    Another question I had for the team is could someone purchase a second Fruit for another room. But for now only the complete kit is available. So it’s not the right solution for every scenario/person. (Back in the day, I used to bring my tricked out Harmony from room to room – had all sorts of Activities, including dimming my Lutron lights for DVD viewing.)

  4. Looks like a chew toy that my dog would love.

  5. I guess I don’t really get it. I tried the Peel iPhone app a while back and didn’t really like it, the UI is just too cutesy for me. But then, I don’t watch a lot of ‘live’ TV anyway. I mostly just want a good universal remote to handle switching inputs, controlling the Tivo, Apple TV, Blu-Ray, etc.

    So… I guess the obvious question… if you ignore the live TV guide and the social parts (sorry), how does this compare as a universal remote to the existing iPhone like say, Red Eye?

  6. I dislike how they show the fruit without the cable attached to it. The idea is great – networkable device like iPod touch can hold the peel app, it finds the fruit and syncs up and then things you do on the iPod are sent via IR from the fruit. Just show the darn cable in your ads and on the website.

    Better yet would be a future version of the fruit that can use WiFi or some other wireless communication and not need the cable.

    Maybe a blueetooth adapter or perhaps even simpler – an IR capable device in the entertainmnet center that shoots IR out to the fruit and the fruit then sends the IR to the media components

  7. Glenn, Red Eye is new to me. Will check it out.

    Zeo, the Cable attaches to your router not to the Fruit. I assume the decision was made to simplify network setup and due to the enhanced battery life they feel Zigbee gives them. However I’d also prefer Bluetooth (like the Griffin Beacon) or WiFi.

  8. @Zeo,

    Agree its confusing, but the cable does NOT connect directly to the fruit. It plugs into Ethernet to get access to the internet presumably, but also to talk to your iPhone (wifi to Ethernet). Then talks to the fruit via Zigbe (low power wifi apparently).

    While I understand how most people would prefer a blob that sits on your coffee table and sends out commands via IR, I personally would prefer something that also supports at least one IR repeater output so I can just stick the thing in my cabinet. So far nobody allows this. Don’t know if the Beacon device will offer this.

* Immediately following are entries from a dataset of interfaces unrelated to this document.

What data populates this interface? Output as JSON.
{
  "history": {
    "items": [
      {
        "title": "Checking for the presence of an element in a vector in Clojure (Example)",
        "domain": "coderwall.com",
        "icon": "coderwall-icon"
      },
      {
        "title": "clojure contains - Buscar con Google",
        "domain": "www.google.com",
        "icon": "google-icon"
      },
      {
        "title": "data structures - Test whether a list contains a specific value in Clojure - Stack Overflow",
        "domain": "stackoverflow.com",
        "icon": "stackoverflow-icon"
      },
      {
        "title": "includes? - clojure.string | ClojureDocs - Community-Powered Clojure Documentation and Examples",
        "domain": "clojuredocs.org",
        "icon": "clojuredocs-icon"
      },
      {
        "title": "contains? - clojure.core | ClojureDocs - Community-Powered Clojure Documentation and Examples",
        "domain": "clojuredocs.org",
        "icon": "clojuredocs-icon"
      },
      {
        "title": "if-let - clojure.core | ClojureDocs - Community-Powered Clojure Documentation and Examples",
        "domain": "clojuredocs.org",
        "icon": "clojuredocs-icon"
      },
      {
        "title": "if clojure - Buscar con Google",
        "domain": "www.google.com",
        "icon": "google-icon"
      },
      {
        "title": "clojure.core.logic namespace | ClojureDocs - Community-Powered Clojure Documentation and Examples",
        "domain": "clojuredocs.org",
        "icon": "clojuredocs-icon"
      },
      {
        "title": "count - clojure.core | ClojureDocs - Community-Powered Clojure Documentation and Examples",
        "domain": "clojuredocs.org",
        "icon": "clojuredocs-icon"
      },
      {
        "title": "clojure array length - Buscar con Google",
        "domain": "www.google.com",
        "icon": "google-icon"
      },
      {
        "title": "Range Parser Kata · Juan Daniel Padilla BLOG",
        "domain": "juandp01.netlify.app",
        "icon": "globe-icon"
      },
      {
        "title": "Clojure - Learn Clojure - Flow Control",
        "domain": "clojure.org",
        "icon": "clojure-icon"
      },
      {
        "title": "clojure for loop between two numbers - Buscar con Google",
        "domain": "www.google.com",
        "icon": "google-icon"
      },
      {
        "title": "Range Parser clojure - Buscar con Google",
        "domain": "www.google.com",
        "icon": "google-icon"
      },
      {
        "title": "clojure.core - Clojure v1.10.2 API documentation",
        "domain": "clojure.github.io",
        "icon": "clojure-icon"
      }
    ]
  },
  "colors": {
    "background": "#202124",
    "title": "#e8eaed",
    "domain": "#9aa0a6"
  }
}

  9. @Glenn: Agreed. I don’t understand why manufacturers of these products don’t include a blaster output — it can’t be that expensive to wire in a 3.5mm jack. The revised Redeye announced today includes one (as does a pro version), but the software doesn’t look nearly as good.